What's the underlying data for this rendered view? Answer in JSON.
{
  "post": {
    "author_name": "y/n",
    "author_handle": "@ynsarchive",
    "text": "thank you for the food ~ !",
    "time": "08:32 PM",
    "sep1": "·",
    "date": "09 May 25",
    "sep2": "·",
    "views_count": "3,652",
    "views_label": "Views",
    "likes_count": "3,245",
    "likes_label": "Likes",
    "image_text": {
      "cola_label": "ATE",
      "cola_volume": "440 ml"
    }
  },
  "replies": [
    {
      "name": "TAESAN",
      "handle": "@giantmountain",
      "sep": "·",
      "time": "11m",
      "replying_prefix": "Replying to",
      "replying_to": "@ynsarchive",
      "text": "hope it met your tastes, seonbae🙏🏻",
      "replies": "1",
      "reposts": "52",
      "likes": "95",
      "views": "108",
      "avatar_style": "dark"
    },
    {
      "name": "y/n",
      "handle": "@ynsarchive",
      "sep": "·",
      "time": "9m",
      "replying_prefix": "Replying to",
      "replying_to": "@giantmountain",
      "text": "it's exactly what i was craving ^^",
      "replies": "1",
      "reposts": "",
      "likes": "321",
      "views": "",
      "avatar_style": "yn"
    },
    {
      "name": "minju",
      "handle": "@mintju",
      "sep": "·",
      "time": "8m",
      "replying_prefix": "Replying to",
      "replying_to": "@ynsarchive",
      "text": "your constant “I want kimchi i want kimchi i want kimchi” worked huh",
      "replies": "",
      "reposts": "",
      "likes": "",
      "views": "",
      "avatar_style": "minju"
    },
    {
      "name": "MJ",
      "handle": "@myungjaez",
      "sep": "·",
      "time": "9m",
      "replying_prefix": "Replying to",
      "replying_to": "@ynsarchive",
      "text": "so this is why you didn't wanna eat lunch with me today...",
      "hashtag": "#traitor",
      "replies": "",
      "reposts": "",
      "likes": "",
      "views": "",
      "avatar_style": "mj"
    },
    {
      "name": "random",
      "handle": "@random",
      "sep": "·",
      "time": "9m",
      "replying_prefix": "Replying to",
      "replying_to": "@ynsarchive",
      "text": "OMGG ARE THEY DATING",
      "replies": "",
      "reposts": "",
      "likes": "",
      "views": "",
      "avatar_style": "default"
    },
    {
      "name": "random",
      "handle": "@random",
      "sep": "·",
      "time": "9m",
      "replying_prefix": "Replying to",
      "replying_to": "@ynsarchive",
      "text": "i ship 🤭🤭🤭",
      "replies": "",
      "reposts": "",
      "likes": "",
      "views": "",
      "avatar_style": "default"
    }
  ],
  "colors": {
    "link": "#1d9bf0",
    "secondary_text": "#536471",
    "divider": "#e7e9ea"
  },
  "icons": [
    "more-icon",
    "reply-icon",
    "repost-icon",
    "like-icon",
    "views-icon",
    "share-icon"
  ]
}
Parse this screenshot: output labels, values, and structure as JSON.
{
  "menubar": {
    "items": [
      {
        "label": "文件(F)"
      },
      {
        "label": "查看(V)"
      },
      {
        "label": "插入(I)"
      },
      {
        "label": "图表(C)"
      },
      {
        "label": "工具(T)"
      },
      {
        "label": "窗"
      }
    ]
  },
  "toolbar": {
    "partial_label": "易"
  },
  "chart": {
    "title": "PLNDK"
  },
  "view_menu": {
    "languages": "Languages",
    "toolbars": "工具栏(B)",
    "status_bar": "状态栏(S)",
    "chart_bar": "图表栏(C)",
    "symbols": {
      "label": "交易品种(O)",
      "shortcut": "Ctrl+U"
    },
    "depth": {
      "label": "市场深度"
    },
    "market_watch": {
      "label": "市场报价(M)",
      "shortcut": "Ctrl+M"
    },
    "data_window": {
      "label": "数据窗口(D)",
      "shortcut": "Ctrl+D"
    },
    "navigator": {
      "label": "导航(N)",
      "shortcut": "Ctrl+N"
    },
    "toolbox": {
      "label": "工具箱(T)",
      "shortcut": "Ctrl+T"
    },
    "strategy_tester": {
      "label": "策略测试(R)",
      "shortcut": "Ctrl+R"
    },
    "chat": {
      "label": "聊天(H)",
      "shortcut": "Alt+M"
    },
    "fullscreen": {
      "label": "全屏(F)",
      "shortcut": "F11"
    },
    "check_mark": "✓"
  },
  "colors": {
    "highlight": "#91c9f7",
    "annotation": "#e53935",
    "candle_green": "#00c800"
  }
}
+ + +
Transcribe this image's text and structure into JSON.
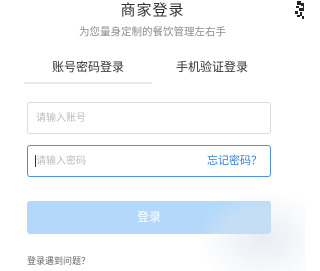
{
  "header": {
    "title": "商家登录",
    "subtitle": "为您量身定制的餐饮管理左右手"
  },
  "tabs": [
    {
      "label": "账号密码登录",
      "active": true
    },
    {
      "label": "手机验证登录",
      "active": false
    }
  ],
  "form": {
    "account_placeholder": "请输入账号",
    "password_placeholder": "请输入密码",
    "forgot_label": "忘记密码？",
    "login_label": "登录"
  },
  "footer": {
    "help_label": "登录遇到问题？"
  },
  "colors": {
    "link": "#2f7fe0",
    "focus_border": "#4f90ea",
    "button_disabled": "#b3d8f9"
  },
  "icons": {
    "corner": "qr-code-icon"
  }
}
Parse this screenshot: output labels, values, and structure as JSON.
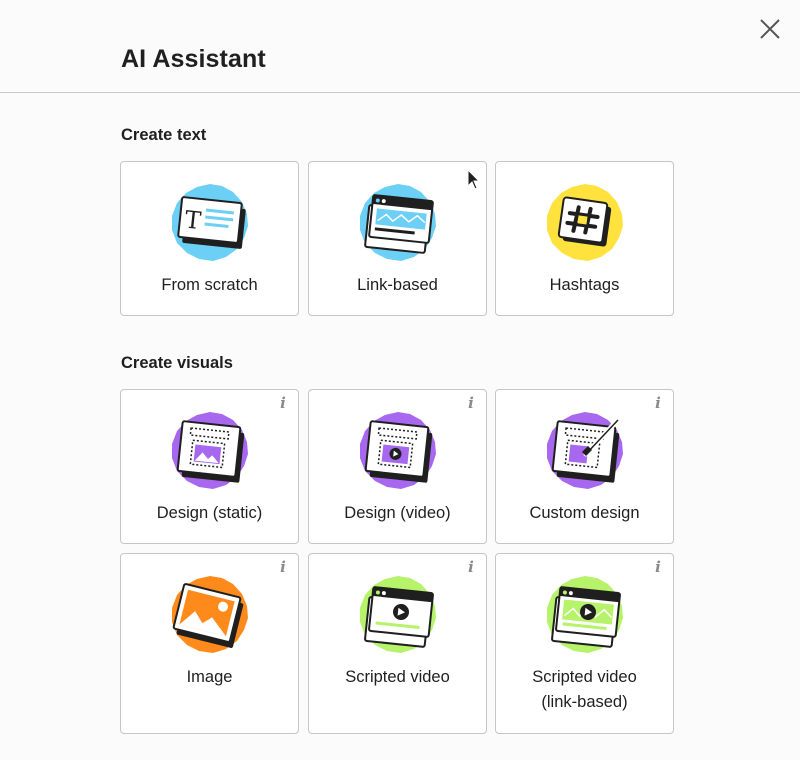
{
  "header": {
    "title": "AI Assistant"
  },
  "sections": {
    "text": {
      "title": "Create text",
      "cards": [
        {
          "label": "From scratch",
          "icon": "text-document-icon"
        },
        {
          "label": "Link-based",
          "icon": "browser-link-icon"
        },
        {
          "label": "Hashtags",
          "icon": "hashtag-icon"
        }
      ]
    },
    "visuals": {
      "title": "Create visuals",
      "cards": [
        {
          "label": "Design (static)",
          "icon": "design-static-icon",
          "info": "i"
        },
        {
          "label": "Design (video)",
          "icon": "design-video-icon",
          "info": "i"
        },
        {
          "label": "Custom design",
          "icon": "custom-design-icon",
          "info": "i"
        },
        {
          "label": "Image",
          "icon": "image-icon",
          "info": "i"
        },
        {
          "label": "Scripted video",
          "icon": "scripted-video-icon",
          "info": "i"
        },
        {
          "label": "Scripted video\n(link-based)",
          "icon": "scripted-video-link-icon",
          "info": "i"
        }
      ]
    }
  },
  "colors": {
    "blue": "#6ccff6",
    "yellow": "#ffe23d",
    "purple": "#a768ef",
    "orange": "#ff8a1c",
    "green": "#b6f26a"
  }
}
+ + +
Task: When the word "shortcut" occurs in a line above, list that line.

Finished task:
      "shortcut": "Ctrl+U"
      "shortcut": "Ctrl+M"
      "shortcut": "Ctrl+D"
      "shortcut": "Ctrl+N"
      "shortcut": "Ctrl+T"
      "shortcut": "Ctrl+R"
      "shortcut": "Alt+M"
      "shortcut": "F11"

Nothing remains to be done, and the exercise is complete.